=== BRIEF ===
What lines of the data below hold the string "JSON"? Copy each one.

(Records from a dataset)

== == ==

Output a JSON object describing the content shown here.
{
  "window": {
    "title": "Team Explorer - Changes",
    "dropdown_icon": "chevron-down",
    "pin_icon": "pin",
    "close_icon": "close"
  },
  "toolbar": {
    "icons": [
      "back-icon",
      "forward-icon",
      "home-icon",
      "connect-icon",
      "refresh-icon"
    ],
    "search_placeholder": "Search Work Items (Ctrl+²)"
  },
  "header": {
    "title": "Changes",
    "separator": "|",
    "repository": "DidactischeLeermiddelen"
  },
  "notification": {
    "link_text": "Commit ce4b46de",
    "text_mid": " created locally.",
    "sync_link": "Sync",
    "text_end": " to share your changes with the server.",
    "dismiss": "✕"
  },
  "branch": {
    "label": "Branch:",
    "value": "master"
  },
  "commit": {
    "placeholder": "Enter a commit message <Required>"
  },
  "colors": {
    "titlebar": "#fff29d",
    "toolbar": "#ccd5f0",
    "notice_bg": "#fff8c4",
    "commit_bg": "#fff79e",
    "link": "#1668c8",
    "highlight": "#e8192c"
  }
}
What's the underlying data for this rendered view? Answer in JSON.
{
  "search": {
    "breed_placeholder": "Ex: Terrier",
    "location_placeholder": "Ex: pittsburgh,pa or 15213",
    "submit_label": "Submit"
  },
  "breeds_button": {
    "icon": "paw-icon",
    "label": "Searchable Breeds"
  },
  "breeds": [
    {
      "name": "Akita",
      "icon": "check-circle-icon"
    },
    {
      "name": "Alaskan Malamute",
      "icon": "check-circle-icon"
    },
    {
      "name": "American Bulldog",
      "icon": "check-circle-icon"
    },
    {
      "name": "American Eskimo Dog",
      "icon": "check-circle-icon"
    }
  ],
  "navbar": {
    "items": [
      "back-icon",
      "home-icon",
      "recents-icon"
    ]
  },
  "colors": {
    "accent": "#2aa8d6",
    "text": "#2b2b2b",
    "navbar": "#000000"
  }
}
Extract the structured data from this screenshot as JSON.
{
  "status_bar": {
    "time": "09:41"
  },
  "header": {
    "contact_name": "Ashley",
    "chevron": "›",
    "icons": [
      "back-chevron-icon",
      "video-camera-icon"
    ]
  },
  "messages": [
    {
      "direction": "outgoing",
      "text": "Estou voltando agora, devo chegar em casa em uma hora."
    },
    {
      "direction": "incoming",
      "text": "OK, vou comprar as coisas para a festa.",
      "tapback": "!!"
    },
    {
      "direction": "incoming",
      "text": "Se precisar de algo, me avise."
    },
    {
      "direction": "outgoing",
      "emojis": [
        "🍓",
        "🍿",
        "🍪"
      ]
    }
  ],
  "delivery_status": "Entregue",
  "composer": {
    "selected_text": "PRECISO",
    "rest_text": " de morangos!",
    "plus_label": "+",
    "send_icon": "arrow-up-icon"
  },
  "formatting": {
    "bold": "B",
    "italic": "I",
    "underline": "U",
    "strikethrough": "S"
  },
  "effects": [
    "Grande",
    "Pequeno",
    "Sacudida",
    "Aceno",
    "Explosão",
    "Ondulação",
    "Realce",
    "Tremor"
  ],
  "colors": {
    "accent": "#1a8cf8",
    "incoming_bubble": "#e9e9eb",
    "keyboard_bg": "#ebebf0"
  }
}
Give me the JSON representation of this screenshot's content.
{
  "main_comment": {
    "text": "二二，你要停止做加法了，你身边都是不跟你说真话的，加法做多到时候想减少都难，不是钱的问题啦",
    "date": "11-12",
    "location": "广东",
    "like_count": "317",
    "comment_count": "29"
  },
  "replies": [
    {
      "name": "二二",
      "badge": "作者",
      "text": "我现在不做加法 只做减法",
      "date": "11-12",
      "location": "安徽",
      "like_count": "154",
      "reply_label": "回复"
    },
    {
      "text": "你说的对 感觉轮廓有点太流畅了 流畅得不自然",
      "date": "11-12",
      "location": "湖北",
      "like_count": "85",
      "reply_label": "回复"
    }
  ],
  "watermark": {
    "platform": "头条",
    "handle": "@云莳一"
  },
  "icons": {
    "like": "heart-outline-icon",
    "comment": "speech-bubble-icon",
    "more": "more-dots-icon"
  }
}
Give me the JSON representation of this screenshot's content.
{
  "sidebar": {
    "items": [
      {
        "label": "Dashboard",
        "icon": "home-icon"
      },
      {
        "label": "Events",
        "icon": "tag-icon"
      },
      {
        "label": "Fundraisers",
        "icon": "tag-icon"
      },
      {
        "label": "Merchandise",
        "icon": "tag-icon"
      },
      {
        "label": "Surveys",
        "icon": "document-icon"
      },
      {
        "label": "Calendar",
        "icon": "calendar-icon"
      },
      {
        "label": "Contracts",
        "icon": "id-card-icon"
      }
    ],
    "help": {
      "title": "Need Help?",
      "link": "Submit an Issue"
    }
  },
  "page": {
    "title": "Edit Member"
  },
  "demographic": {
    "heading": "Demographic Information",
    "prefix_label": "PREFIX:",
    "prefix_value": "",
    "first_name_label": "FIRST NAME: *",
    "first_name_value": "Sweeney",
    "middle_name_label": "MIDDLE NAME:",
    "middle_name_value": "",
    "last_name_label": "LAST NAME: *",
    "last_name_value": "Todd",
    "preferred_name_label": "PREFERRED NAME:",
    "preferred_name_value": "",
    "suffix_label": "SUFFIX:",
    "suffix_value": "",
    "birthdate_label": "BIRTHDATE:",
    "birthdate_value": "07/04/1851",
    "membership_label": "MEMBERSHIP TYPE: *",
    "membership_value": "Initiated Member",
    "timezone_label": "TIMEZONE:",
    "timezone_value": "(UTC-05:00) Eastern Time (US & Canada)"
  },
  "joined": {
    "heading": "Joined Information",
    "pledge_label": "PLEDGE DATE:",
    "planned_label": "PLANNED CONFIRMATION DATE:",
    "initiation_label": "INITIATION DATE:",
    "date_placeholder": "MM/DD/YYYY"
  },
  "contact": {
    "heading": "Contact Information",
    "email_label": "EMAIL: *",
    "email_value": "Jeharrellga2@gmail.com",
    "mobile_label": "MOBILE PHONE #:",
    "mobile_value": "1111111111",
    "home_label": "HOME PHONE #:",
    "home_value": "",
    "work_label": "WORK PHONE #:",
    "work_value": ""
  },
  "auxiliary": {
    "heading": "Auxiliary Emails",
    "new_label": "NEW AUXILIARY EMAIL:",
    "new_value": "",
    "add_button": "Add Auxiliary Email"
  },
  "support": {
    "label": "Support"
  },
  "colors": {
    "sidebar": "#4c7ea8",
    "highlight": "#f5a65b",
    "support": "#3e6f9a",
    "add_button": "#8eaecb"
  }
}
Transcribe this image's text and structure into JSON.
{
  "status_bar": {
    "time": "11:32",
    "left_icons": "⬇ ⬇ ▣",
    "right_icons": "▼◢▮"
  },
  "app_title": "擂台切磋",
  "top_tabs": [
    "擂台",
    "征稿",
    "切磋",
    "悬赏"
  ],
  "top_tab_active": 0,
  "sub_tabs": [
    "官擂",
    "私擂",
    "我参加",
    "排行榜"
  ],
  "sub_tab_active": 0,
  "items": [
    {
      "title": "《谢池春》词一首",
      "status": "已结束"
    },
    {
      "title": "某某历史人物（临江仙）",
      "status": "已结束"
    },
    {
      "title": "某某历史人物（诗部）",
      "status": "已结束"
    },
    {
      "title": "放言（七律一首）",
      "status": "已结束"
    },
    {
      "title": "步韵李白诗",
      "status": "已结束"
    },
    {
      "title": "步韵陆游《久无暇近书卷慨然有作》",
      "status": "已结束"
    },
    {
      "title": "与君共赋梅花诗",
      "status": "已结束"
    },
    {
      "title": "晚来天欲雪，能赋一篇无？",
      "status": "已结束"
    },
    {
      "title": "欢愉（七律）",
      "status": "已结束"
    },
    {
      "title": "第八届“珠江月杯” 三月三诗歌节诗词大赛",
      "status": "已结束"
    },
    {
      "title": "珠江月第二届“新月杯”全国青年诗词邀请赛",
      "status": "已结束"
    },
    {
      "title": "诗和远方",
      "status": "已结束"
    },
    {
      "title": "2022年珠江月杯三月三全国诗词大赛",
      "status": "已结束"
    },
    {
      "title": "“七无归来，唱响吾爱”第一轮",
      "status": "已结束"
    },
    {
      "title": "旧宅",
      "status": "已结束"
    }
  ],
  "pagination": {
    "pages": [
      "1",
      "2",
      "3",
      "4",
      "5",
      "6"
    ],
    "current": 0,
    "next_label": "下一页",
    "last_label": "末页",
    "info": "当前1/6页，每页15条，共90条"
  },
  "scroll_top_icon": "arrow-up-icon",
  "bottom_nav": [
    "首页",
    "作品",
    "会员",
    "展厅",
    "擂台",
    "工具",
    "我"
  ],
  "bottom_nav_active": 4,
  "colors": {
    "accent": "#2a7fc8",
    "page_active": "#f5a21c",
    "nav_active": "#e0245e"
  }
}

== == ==

=== RESPONSE TO THIS EXERCISE ===
Output a JSON object describing the content shown here.
What's the underlying data for this rendered view? Answer in JSON.
Extract the structured data from this screenshot as JSON.
Give me the JSON representation of this screenshot's content.
Give me the JSON representation of this screenshot's content.
Transcribe this image's text and structure into JSON.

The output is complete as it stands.